Sage requires full sun and well-drained soil. Water sage plants regularly, allowing the soil to dry out between watering. Overwatering can cause root rot, so be sure to check the soil before watering. Sage is generally a low-maintenance plant, but it can be susceptible to powdery mildew and other fungal diseases.
Inspect your plant regularly and remove any affected leaves. With a little care, your indoor sage plant will thrive and provide you with fresh herbs all year round.
Pruning And Harvesting Sage
Most people think of sage as a cooking herb, but it can also be used for ornamental purposes. Sage is a perennial plant that belongs to the mint family, and it is known for its woody stems and grey-green leaves. But how to grow sage indoors?
Sage can be grown indoors or out, but it prefers a sunny location and well-drained soil. Sage is relatively easy to care for, but it does require regular pruning to keep it looking its best. When harvesting sage, it is important to cut the stems back to encourage new growth. If you are growing sage for culinary purposes, you can dry the leaves and store them in an airtight container.
Sage can also be used fresh in salads or as a garnish for soups and other dishes. For an unexpected twist, try adding a few sage leaves to your next batch of homemade jam.
Uses For Fresh Or Dried Sage Leaves
Sage is an herb that has a long history of medicinal and culinary use. The leaves can be used fresh or dried, and the flavor is both strong and versatile. Sage can be used to add flavor to savory dishes such as stews and sausage, or it can be used to make a tea that is said to have numerous health benefits.
Sage is also a popular ingredient in many commercial products, such as mouthwash and toothpaste.
In addition, sage leaves can be used to make a smoothie that is said to boost brain function and memory. Whether you are looking for a new culinary ingredient or a natural remedy, sage leaves are worth considering.
Sage is a wonderful herb to have in your garden, both for its ornamental value and its many uses in the kitchen. Do people wonder how to grow sage indoors? It’s also quite easy to grow indoors in a container, as long as you provide it with plenty of water and sun.
When planting sage, make sure to give it plenty of room to spread out, and be sure to prune and harvest regularly for the best yields.
Enjoy fresh or dried sage leaves all year round by growing this hardy herb yourself!

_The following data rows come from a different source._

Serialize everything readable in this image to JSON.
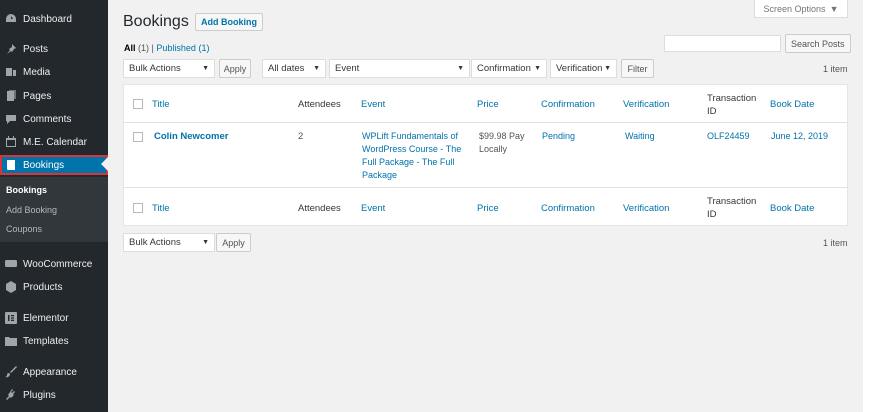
{
  "sidebar": {
    "items": [
      {
        "label": "Dashboard",
        "icon": "dashboard-icon"
      },
      {
        "label": "Posts",
        "icon": "pin-icon"
      },
      {
        "label": "Media",
        "icon": "media-icon"
      },
      {
        "label": "Pages",
        "icon": "pages-icon"
      },
      {
        "label": "Comments",
        "icon": "comment-icon"
      },
      {
        "label": "M.E. Calendar",
        "icon": "calendar-icon"
      },
      {
        "label": "Bookings",
        "icon": "book-icon"
      },
      {
        "label": "WooCommerce",
        "icon": "woo-icon"
      },
      {
        "label": "Products",
        "icon": "box-icon"
      },
      {
        "label": "Elementor",
        "icon": "elementor-icon"
      },
      {
        "label": "Templates",
        "icon": "folder-icon"
      },
      {
        "label": "Appearance",
        "icon": "brush-icon"
      },
      {
        "label": "Plugins",
        "icon": "plug-icon"
      }
    ],
    "submenu": [
      "Bookings",
      "Add Booking",
      "Coupons"
    ],
    "active_color": "#0073aa"
  },
  "header": {
    "screen_options": "Screen Options",
    "title": "Bookings",
    "add_button": "Add Booking"
  },
  "views": {
    "all": "All",
    "all_count": "(1)",
    "separator": "|",
    "published": "Published",
    "published_count": "(1)"
  },
  "search": {
    "value": "",
    "button": "Search Posts"
  },
  "filters": {
    "bulk_actions": "Bulk Actions",
    "apply": "Apply",
    "dates": "All dates",
    "event": "Event",
    "confirmation": "Confirmation",
    "verification": "Verification",
    "filter_button": "Filter",
    "items_count": "1 item"
  },
  "table": {
    "columns": [
      "Title",
      "Attendees",
      "Event",
      "Price",
      "Confirmation",
      "Verification",
      "Transaction ID",
      "Book Date"
    ],
    "transaction_line1": "Transaction",
    "transaction_line2": "ID",
    "row": {
      "title": "Colin Newcomer",
      "attendees": "2",
      "event_line1": "WPLift Fundamentals of",
      "event_line2": "WordPress Course - The",
      "event_line3": "Full Package - The Full",
      "event_line4": "Package",
      "price_line1": "$99.98 Pay",
      "price_line2": "Locally",
      "confirmation": "Pending",
      "verification": "Waiting",
      "transaction_id": "OLF24459",
      "book_date": "June 12, 2019"
    }
  },
  "bottom": {
    "bulk_actions": "Bulk Actions",
    "apply": "Apply",
    "items_count": "1 item"
  }
}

Have you tried using sage in your cooking? What are some of your favorite recipes?